    With the nuclear deal and NSG waiver, India is moving towards greater integration with the non-proliferation regime. By doing so, it would join ranks with the United States in evolving a new nuclear security order. However, the more India’s proximity with global non-proliferation objectives, the more would be the policy challenges on crucial issues connected with anti-proliferation. Irrespective of the success and acceptability of a new order, the instruments of the old order would continue to hold significance in nuclear politics. As an active member of the non-proliferation regime, India would have to initiate a dialogue with these instruments to ensure that its bonding with the regime is sustained.
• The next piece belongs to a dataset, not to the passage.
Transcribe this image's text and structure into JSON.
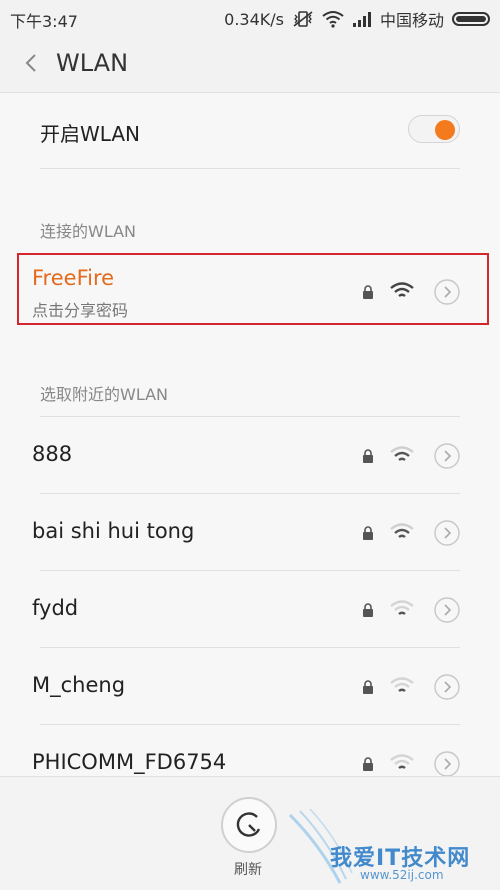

    The NPT continues to be the cornerstone of the global non-proliferation regime, despite its many shortcomings. Being a near-universal mechanism, the Treaty would continue to hold its primacy in global nuclear affairs. Though India managed to resist calls for membership all these years, its stakes and responsibilities would increase with its weapon power status and greater access to nuclear commerce. On the other hand, India has to realise that the driving spirit that motivated it to advocate the NPT and CTBT are still relevant. For decades, Indians have seen NPT as discriminatory so much so that even a rethink is now seen as blasphemous.


    A. Vinod Kumar presented this paper as part of the IDSA Weekly Fellows’ Seminar series. The seminar was chaired by Dr. G. Balachandran, Visiting Fellow at IDSA. Discussants in this seminar were Dr. R. R. Subramanian, former Senior Research Associate at IDSA and a renowned strategic analyst and Mr. K. C. Singh, IFS (Retd.). Mr. Sujit Dutta, Senior Fellow at IDSA and Dr. Rajiv Nayan, Research Officer at IDSA, also offered special comments as Discussants. Important points flagged during the discussion were:
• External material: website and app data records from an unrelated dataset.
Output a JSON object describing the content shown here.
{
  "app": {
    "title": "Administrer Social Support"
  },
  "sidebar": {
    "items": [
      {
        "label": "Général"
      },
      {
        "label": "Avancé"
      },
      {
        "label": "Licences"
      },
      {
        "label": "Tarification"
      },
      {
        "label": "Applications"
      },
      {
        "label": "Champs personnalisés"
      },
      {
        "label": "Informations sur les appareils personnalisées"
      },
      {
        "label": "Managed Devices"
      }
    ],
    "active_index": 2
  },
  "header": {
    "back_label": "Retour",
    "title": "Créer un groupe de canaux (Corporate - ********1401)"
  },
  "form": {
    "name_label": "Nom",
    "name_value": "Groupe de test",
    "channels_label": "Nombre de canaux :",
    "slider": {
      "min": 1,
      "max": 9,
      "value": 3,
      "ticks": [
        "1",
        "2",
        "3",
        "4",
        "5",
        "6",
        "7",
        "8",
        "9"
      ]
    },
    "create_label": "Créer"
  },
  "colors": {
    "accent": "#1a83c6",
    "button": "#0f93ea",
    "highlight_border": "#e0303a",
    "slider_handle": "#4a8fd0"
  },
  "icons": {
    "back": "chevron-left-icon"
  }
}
    • A favourable balance has to be struck between pragmatism and idealism on issues related to non-proliferation.
    • Ideological and practical aspects are an important dimension of the debate on NPT.
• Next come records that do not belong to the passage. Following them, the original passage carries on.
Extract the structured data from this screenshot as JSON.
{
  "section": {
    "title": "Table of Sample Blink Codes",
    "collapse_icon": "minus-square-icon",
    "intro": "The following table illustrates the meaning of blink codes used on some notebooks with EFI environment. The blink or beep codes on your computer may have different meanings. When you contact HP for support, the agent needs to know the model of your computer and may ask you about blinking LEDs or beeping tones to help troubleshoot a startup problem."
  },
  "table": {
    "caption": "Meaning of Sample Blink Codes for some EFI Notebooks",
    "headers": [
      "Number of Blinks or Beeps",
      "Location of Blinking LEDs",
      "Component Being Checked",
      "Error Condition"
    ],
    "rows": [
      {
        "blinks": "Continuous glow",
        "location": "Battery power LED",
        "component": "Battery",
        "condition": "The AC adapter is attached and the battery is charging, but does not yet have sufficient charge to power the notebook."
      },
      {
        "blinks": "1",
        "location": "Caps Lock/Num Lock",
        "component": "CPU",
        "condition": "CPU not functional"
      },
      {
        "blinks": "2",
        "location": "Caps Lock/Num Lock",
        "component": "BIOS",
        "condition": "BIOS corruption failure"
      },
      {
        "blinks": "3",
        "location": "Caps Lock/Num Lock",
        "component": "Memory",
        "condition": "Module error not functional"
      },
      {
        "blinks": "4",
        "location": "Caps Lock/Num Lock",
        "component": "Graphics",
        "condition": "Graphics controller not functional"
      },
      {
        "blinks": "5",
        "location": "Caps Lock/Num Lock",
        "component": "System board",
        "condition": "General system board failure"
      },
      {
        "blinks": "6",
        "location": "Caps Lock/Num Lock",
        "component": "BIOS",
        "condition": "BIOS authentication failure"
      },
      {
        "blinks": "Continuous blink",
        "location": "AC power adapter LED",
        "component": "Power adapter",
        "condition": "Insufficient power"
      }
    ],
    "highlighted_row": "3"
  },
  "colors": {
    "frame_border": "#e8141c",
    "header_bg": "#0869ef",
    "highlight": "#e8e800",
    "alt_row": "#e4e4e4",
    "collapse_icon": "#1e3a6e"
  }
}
    • There should be a degree of caution in the way the nuclear deal is looked at. US posturing may be different from action and the idea might be to target India’s strategic programme. US is no longer a superpower but a hyper power; and it has no friends but only allies. Therefore there should be an element of scepticism in the way the nuclear agreement is perceived. One has to keep in mid the ‘trade offs’ in such arrangements.
    • There is a debate on moralism versus pragmatism as India has been an over-moralising country in the past due to the Gandhian and Nehruvian legacy. Moralising kept India away from realpolitik for a long time. However, the moral strategy also helped in some ways and India introduced the concept of ‘Atomic Apartheid.’ There is a dichotomy between moralism and practicality. India is shedding its moralistic stand and taking a more holistic view of the nuclear agreement.
    • The best thing about the deal is that India can trade with France and Russia
      India is the largest supplier of thorium (almost 60% of the total supplies).
    • India is already a Nuclear Weapon State. There is no need therefore for enshrining this by India joining the NPT as a weapon state which is not likely in the near term.
    • India is closer to signing CTBT than before.
    • The signing of an FMCT will take time.
    • The India-US nuclear deal is part of an American attempt to balance the strategic interest of making India a stakeholder to strengthen the international order and the American commitment to non-proliferation goals.

    Prepared by Dr. Priyanka Singh, Research Assistant at IDSA.